## What you will do
Go through the listing below and return each line that includes "shelf".

## Material provided
- - - - - - -

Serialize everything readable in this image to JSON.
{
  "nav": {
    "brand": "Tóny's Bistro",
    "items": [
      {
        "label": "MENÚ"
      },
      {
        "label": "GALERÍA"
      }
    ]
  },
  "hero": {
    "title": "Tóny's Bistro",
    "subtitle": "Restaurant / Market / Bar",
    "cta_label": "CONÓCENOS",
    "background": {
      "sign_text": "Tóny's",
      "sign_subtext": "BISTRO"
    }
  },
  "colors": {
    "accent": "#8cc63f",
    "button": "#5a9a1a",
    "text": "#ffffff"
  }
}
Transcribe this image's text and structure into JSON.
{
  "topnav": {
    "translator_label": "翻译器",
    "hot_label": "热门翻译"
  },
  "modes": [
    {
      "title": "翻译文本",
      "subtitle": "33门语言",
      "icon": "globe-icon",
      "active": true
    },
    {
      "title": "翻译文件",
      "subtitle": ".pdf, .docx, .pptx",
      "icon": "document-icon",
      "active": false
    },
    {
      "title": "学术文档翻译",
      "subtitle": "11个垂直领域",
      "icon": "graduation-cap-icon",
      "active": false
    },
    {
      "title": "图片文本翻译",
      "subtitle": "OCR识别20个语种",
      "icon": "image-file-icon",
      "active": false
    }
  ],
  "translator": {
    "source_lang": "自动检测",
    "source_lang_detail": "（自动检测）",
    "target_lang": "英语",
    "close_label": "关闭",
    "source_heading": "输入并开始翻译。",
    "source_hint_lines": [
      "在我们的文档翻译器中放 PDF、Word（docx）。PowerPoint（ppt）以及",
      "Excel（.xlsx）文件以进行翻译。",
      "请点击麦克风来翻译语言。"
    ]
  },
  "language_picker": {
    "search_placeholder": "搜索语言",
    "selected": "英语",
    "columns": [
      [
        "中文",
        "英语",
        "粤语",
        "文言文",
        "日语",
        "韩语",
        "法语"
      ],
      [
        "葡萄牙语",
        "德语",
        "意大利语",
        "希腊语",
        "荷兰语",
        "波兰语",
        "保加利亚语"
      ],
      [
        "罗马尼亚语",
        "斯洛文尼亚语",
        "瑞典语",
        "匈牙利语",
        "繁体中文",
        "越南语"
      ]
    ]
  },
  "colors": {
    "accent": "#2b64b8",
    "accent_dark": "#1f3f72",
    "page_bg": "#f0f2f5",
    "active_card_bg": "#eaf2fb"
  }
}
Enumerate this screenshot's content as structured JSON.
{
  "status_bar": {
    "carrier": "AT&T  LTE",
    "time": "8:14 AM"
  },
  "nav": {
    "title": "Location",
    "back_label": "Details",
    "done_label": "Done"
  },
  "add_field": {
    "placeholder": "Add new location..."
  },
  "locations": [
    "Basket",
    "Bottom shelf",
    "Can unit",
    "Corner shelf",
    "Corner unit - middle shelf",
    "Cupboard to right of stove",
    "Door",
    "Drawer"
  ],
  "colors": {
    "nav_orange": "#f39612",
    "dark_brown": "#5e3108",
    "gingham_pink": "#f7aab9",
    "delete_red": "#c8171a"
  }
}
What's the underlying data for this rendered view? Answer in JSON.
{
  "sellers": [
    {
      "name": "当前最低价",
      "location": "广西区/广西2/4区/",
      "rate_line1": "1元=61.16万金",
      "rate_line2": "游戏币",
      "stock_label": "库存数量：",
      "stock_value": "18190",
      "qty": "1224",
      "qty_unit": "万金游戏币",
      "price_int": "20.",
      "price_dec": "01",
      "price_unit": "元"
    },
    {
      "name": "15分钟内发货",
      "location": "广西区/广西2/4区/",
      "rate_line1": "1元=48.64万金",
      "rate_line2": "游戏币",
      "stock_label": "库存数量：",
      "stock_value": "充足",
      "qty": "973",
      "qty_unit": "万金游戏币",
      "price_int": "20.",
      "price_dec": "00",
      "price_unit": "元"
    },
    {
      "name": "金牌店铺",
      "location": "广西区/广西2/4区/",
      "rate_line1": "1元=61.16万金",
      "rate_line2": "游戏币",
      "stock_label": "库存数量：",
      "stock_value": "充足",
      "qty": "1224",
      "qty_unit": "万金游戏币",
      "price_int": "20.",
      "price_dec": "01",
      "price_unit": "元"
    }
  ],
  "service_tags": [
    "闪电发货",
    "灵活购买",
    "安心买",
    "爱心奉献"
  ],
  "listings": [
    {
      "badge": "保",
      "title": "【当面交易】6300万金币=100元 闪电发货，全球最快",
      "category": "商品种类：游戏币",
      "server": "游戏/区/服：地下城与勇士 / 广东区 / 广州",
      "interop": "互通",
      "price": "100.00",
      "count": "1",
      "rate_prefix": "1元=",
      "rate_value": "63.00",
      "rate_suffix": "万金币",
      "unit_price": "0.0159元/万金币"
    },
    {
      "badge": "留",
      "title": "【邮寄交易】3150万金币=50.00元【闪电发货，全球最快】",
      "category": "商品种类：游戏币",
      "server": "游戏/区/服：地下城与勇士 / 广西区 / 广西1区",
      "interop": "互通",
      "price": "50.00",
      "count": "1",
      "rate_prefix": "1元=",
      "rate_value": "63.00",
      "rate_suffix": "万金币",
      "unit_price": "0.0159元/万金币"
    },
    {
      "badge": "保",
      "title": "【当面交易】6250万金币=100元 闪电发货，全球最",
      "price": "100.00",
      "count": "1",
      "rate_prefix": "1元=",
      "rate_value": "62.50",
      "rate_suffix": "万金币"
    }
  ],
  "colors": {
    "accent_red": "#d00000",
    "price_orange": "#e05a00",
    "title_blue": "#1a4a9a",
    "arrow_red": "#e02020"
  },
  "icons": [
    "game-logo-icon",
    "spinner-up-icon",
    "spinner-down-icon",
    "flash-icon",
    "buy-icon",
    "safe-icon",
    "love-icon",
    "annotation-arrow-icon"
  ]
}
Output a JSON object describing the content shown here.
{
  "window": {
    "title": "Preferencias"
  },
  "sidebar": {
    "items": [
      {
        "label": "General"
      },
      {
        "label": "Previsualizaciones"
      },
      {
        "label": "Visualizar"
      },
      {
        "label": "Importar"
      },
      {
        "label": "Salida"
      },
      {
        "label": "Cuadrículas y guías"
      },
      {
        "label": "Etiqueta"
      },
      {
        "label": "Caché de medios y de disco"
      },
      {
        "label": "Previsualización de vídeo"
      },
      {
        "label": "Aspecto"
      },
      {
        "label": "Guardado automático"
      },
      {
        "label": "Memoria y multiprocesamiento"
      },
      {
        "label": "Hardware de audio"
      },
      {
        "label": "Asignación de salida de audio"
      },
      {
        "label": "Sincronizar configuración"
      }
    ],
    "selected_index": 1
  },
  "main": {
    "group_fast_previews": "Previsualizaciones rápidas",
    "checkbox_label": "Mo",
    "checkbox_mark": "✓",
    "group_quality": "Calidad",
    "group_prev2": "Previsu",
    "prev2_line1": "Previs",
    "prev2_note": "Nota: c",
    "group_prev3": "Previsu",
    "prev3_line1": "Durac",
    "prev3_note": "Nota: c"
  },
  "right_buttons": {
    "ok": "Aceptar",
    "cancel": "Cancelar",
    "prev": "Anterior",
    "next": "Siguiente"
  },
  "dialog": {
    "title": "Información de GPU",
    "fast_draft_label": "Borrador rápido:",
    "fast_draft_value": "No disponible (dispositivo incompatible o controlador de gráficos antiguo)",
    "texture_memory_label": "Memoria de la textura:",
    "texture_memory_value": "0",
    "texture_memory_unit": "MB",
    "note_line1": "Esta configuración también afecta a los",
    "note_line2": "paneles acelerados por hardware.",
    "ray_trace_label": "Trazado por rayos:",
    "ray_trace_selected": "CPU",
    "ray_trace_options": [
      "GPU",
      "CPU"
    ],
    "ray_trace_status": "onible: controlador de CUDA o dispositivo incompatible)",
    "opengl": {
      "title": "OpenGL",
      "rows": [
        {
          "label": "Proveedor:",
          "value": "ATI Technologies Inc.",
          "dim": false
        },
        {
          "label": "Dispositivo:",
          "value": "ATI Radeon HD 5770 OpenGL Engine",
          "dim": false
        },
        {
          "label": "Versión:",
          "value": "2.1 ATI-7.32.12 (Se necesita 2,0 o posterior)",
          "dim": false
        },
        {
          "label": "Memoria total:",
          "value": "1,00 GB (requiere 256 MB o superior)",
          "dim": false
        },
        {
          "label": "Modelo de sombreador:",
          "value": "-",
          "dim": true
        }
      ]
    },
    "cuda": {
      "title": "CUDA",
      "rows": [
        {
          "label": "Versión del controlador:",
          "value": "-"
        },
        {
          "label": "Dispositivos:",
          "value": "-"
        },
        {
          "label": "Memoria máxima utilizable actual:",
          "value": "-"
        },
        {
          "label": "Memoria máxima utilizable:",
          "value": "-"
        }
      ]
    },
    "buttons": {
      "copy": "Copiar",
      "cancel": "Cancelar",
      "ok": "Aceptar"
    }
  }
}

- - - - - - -

## Solution to the problem
    "Bottom shelf",
    "Corner shelf",
    "Corner unit - middle shelf",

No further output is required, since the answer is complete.